The top Democrat on the House Intelligence Committee expressed concern Thursday after Attorney General Jeff Sessions declined to answer whether President Trump ever asked him to obstruct the Russia investigation.
“I asked the attorney general whether he was ever instructed by the president to take any action that he believed would hinder the Russia investigation and he declined to answer the question,” Rep. Adam Schiff (D-Calif.) told reporters after the closed-door meeting concluded.
Sessions, like other Trump officials, has been adhering to a previously unknown form of executive privilege—one where everything Trump said, even in public, is protected, whether anyone actually requests any kind of protection or not, and without anyone needing to say the words “executive privilege.” However, there’s a problem with that position in this instance.
“If the president did not instruct him to take any action that he believed would hinder the Russia investigation, he should say so. If the president did instruct him to hinder the investigation in any way, in my view, that would be a potentially criminal act and certainly not covered by any privilege,” the California Democrat continued.
Actually, there’s a problem with the non-privilege-privilege level of lip-lock the Trump team has been taking in every instance.

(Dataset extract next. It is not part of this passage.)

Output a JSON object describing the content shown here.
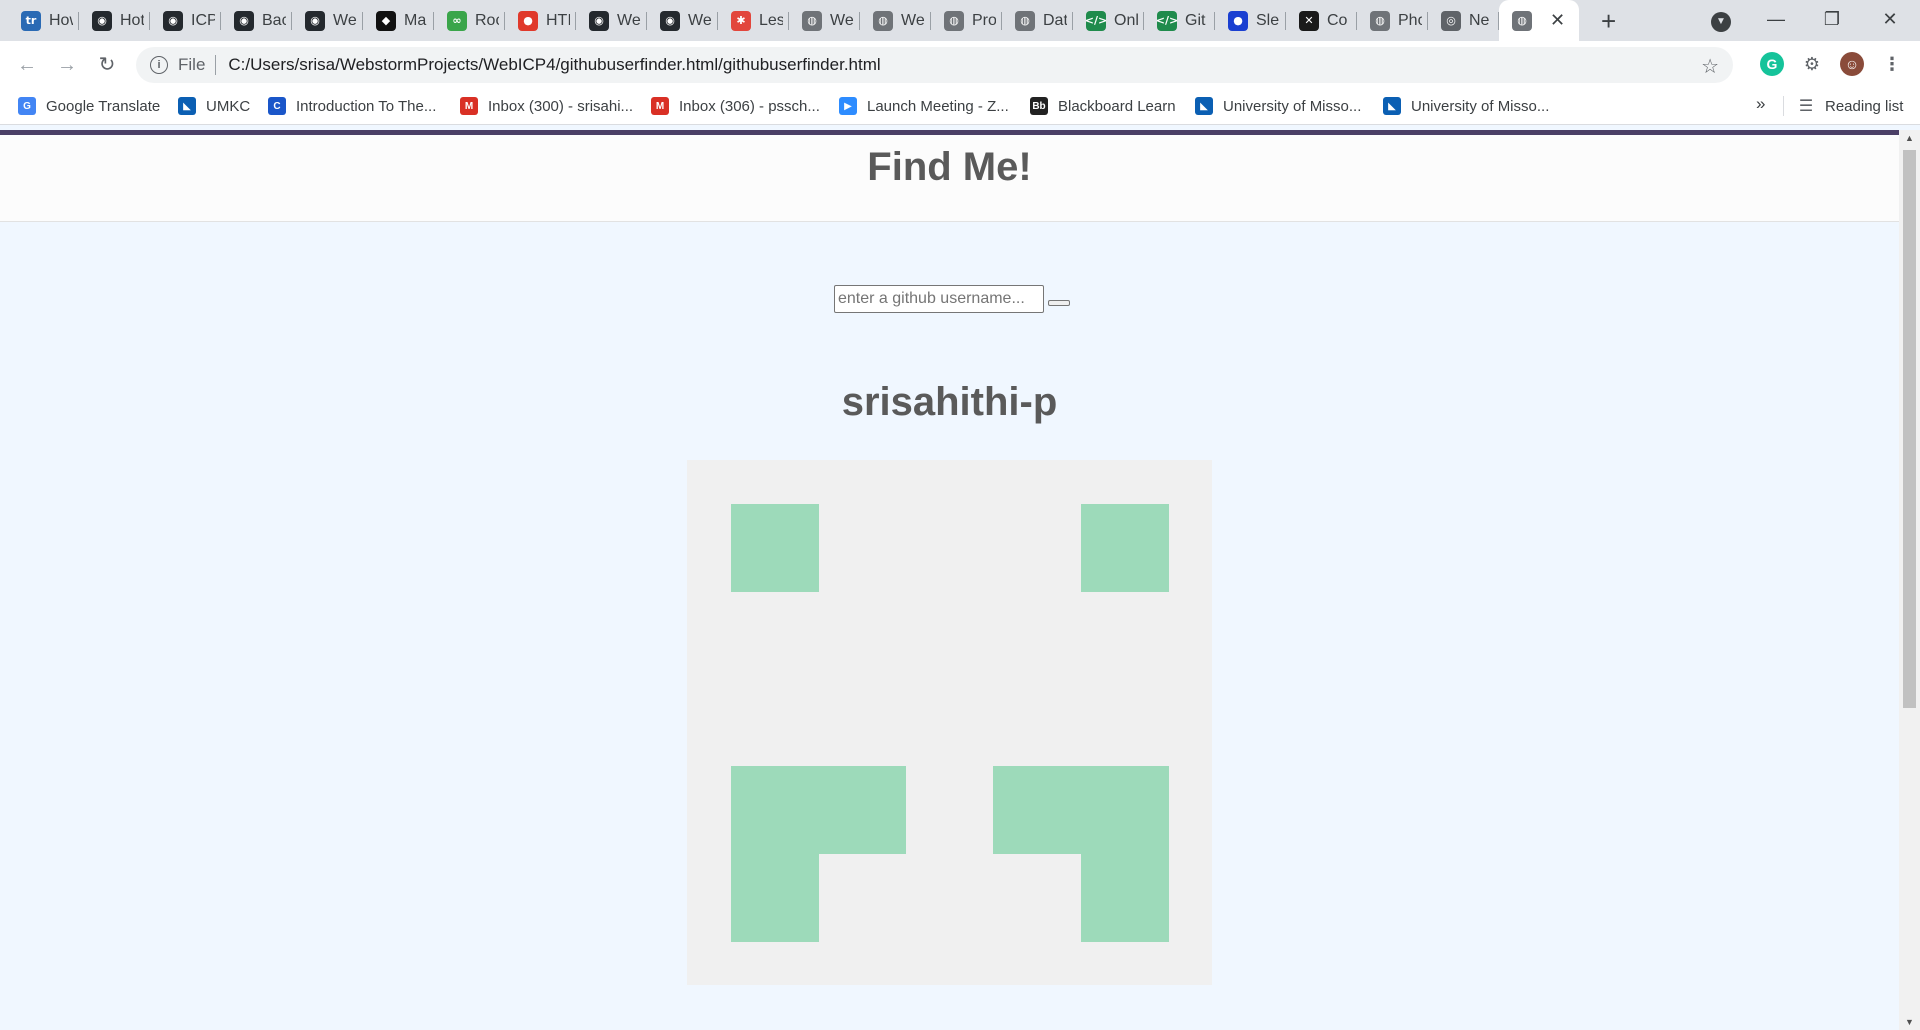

They want to get all the benefits of privilege, without ever facing any challenge by living in a undefined state where no law applies. But no matter how they want to play this, there seems to be no reason Sessions couldn’t say Trump didn’t try to block the investigation.
Unless he did.